**PROBLEM TO SOLVE**: Gather every line of the entries that includes the word "resources".
□ □ □ □
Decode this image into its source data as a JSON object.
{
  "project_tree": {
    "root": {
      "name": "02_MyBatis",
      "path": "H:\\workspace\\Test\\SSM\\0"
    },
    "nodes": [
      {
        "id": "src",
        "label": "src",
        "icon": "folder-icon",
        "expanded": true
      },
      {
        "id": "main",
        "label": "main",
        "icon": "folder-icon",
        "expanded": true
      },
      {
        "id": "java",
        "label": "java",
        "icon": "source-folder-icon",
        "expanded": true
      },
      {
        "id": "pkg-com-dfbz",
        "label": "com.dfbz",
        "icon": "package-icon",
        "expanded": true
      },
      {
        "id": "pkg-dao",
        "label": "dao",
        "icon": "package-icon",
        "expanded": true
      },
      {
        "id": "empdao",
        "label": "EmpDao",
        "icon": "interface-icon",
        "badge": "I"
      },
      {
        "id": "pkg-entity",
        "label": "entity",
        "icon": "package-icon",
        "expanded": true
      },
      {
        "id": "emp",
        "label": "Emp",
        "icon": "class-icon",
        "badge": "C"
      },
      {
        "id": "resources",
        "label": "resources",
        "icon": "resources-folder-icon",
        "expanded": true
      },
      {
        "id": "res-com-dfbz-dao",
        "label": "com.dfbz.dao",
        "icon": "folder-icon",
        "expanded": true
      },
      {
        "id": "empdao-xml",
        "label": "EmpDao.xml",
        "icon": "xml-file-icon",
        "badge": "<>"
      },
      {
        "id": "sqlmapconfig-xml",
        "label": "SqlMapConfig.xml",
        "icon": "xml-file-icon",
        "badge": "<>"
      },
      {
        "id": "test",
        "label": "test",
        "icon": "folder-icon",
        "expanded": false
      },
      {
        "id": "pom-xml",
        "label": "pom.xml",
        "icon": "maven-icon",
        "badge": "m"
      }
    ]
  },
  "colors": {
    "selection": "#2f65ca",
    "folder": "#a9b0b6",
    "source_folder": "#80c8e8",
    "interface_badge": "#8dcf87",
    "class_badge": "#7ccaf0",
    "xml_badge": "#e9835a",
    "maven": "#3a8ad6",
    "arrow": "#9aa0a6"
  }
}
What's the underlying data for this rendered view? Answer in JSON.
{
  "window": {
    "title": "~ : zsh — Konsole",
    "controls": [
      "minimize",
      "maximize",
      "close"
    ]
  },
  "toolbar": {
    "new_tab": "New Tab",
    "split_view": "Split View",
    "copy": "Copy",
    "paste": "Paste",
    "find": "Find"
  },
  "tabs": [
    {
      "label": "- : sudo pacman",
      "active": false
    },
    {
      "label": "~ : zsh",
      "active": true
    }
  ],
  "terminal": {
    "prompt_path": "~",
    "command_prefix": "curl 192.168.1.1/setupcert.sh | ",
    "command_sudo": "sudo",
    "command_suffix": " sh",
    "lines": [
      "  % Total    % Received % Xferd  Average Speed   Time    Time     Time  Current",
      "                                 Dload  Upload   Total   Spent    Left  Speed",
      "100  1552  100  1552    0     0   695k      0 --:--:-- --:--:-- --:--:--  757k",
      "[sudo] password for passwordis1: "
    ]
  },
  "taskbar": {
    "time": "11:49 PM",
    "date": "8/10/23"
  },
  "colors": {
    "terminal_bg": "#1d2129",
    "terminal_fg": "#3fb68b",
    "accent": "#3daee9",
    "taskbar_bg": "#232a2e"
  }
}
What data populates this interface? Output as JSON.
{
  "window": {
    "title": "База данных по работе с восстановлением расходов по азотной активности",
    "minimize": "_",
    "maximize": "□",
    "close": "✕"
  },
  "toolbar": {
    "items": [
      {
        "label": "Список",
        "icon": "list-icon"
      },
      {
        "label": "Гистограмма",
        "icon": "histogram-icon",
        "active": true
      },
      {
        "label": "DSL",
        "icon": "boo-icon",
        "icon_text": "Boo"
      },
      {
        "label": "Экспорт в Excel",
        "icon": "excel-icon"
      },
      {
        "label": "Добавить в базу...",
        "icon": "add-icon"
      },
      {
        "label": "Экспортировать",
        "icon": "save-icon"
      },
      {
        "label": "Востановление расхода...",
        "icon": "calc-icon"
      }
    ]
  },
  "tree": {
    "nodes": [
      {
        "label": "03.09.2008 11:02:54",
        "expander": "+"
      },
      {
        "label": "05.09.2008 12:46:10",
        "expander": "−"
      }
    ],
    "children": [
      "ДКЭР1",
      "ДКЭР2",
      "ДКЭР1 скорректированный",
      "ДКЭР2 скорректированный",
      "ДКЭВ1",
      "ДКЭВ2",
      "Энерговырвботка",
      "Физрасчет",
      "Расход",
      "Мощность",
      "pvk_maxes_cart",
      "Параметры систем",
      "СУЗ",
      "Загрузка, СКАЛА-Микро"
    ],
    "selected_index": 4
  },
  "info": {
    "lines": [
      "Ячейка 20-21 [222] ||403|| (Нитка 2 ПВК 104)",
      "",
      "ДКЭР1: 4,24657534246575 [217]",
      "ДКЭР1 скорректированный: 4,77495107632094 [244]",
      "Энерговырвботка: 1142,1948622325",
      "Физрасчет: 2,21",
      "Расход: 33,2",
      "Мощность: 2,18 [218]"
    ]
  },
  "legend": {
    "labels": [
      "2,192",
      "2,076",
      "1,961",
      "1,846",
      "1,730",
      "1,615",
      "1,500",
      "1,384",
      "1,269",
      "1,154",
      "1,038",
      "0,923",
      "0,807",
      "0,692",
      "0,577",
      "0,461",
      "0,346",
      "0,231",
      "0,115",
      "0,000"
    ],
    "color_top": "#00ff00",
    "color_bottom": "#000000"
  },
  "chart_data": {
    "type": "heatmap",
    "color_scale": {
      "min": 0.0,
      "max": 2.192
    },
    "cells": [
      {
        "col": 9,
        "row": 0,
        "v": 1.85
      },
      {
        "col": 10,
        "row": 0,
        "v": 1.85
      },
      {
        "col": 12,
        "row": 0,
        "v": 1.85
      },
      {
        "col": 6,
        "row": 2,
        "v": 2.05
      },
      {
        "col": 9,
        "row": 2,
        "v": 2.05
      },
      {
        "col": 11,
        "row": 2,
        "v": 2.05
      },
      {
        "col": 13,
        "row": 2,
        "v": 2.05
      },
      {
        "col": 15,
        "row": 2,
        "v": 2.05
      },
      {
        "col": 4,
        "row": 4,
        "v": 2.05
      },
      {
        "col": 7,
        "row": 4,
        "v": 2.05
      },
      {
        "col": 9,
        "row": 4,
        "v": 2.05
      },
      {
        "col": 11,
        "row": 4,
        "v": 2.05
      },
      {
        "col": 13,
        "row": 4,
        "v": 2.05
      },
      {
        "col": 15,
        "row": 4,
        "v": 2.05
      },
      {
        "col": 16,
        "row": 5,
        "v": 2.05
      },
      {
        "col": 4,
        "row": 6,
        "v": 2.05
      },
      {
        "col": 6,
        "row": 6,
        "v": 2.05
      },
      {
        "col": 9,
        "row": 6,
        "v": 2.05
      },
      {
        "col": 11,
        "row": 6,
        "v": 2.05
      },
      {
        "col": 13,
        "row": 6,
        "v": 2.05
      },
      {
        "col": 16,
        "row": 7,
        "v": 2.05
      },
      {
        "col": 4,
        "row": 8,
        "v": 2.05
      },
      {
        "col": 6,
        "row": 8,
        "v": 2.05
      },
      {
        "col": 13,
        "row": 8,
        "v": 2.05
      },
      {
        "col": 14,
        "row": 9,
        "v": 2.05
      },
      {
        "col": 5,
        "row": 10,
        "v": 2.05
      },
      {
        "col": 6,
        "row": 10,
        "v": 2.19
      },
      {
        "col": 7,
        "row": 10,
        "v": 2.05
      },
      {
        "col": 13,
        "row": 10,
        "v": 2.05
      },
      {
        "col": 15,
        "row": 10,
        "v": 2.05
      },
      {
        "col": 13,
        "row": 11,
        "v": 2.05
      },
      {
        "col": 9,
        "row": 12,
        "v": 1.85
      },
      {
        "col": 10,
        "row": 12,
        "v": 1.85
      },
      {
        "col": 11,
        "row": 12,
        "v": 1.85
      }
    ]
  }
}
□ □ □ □
**ANSWER SECTION**:
        "id": "resources",
        "label": "resources",
        "icon": "resources-folder-icon",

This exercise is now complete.